--- Given information ---
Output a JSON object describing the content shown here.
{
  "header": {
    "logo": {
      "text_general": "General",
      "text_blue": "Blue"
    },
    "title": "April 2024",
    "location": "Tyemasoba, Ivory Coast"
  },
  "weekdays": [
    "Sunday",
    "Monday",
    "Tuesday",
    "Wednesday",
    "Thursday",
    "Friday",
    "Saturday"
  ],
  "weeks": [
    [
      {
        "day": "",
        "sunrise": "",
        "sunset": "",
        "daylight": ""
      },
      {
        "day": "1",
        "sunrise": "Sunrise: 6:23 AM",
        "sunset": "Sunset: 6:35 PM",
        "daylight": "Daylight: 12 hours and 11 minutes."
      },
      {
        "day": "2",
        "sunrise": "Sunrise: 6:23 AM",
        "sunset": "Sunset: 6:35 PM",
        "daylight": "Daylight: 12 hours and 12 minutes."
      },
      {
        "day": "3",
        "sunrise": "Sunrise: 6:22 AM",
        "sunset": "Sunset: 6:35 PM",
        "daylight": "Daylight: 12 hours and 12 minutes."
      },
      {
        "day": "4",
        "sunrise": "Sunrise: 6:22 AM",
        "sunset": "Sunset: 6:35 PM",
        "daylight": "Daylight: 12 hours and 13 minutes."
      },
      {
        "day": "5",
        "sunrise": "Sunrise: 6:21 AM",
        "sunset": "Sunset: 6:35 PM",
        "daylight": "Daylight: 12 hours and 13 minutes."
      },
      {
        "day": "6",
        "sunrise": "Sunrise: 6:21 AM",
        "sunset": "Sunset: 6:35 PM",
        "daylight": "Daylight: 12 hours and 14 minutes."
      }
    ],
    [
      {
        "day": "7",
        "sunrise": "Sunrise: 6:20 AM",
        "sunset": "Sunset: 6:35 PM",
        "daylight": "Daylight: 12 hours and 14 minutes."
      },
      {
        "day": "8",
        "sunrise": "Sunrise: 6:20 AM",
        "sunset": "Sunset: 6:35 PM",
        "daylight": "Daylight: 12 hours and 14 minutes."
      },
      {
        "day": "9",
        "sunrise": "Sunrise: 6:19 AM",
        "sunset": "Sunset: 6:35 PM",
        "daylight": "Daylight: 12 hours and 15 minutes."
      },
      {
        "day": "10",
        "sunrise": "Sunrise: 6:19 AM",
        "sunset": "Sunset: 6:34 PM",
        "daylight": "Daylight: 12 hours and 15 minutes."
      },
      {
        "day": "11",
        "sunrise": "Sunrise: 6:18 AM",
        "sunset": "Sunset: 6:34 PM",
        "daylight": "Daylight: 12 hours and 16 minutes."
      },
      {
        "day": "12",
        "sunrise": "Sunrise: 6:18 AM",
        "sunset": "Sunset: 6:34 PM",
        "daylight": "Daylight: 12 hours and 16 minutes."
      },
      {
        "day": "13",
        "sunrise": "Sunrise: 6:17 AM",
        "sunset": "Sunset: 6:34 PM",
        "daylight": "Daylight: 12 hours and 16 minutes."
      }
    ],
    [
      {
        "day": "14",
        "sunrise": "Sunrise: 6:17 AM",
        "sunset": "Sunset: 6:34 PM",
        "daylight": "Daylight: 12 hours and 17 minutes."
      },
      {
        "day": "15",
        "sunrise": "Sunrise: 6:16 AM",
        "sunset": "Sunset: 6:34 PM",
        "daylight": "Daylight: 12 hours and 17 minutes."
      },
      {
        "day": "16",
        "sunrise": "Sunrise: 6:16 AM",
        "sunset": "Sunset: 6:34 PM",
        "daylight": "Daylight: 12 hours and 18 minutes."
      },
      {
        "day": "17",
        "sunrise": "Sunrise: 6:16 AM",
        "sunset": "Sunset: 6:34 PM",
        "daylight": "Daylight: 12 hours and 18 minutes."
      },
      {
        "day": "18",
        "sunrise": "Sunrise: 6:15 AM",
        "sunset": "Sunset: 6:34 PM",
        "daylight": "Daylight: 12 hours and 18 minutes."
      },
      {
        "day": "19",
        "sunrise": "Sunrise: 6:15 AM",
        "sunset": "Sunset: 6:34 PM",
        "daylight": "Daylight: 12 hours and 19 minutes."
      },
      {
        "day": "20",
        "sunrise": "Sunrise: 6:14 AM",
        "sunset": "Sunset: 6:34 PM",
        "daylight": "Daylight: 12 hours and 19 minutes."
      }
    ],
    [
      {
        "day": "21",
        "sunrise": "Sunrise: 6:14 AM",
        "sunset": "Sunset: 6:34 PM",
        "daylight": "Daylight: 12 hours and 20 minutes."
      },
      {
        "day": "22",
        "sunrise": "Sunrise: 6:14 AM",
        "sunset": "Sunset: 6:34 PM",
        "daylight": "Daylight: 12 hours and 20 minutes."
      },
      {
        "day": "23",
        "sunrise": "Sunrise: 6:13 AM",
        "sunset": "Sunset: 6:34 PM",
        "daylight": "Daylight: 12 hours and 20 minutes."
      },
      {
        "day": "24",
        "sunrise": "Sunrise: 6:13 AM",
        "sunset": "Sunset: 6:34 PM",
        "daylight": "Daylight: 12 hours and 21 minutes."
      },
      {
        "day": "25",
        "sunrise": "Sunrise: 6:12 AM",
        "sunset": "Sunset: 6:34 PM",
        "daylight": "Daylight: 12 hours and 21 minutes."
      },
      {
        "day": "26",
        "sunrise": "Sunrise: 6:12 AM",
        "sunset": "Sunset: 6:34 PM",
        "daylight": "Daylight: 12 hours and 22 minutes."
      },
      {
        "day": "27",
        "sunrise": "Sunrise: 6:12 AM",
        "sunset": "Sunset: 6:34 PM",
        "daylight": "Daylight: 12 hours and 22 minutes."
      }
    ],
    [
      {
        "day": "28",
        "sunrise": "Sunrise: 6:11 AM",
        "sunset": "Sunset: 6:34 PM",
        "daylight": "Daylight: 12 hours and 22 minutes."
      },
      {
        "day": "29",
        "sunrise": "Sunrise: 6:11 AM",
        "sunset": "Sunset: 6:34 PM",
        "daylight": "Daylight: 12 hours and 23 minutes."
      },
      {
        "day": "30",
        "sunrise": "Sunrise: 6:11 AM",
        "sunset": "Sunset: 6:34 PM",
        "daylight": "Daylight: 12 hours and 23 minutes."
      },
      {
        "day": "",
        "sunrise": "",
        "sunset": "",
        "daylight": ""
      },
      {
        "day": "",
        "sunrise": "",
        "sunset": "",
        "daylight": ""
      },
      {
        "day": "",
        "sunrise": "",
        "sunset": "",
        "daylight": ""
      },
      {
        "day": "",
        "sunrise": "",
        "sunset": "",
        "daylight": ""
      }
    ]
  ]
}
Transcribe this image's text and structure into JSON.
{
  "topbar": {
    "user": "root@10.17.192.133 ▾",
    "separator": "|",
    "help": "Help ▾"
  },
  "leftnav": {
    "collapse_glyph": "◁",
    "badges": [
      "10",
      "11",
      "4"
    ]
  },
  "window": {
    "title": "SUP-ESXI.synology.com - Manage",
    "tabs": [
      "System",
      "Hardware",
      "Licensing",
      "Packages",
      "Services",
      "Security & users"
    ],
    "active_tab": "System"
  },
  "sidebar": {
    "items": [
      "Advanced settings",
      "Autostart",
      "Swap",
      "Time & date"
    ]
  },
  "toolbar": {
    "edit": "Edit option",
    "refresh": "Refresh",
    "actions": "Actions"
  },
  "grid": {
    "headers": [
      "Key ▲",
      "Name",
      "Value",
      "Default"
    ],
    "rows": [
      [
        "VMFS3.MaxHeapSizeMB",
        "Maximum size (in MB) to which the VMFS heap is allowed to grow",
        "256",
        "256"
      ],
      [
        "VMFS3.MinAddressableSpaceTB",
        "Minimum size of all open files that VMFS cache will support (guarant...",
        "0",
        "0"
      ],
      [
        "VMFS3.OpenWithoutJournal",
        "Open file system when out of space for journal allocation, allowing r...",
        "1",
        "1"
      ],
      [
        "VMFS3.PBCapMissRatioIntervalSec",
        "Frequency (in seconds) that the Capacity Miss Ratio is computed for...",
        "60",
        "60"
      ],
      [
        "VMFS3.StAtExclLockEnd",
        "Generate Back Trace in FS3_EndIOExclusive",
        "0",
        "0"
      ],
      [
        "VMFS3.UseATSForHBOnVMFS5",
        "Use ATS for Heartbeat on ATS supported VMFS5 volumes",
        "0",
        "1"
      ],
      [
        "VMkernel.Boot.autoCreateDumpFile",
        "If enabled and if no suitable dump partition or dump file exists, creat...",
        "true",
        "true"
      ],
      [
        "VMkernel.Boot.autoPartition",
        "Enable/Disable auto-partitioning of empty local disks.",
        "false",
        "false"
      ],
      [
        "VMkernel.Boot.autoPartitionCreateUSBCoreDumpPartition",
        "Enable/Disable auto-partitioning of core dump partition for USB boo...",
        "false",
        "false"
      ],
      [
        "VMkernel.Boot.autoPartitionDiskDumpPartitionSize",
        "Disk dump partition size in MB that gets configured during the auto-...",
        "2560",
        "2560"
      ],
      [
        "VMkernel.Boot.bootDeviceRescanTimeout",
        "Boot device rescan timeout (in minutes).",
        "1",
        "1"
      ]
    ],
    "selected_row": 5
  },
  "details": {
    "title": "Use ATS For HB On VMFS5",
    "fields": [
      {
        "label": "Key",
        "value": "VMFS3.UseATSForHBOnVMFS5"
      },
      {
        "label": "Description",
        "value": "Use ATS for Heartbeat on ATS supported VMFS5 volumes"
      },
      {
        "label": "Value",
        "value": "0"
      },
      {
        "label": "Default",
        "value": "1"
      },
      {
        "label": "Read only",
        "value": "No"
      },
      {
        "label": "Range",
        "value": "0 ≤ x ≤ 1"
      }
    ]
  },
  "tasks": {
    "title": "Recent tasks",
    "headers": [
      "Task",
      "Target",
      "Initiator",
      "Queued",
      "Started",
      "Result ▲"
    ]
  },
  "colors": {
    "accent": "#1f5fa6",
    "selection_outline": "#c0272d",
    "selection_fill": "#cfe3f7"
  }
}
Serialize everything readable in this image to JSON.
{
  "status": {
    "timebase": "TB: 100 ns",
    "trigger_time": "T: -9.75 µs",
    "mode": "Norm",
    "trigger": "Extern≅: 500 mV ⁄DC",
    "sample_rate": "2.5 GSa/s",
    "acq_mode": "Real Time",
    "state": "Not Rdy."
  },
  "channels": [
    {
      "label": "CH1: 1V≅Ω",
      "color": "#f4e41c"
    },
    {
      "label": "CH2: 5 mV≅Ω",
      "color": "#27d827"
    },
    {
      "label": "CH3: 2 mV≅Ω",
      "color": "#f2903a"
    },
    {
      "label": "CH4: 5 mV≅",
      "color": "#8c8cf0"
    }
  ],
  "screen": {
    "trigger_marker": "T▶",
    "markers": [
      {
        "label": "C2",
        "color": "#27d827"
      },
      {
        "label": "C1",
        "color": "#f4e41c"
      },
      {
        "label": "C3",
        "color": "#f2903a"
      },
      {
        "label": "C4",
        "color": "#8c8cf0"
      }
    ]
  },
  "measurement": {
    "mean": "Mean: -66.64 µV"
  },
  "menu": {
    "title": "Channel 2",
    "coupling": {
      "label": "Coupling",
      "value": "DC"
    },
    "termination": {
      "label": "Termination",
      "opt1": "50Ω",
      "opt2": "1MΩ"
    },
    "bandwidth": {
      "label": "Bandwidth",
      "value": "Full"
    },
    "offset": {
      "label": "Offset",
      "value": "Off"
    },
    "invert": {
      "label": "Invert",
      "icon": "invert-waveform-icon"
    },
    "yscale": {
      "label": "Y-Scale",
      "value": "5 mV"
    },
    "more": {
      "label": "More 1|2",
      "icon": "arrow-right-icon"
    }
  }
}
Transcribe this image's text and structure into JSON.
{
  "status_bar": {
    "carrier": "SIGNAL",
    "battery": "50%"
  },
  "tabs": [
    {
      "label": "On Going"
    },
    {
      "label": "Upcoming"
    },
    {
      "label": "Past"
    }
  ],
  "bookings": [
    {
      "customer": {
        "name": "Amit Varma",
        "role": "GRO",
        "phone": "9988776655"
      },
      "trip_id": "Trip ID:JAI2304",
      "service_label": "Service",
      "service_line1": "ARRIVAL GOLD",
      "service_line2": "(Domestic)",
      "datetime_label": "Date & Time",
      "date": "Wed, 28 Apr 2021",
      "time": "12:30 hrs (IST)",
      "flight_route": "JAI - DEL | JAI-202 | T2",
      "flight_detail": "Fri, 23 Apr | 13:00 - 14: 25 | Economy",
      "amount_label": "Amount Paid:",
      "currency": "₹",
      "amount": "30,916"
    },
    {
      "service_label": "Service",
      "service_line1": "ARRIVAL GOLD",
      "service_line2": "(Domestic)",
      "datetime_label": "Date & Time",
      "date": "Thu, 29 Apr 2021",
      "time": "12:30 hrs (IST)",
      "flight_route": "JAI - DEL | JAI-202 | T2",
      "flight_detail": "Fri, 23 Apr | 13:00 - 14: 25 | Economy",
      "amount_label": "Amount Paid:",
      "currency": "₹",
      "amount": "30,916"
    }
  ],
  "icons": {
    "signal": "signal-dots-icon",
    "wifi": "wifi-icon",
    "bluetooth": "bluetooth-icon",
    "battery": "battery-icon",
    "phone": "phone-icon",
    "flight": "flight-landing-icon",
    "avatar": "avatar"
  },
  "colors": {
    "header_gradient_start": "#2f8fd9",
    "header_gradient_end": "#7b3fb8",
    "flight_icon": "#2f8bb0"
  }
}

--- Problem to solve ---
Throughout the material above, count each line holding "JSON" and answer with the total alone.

--- Response to this exercise ---
4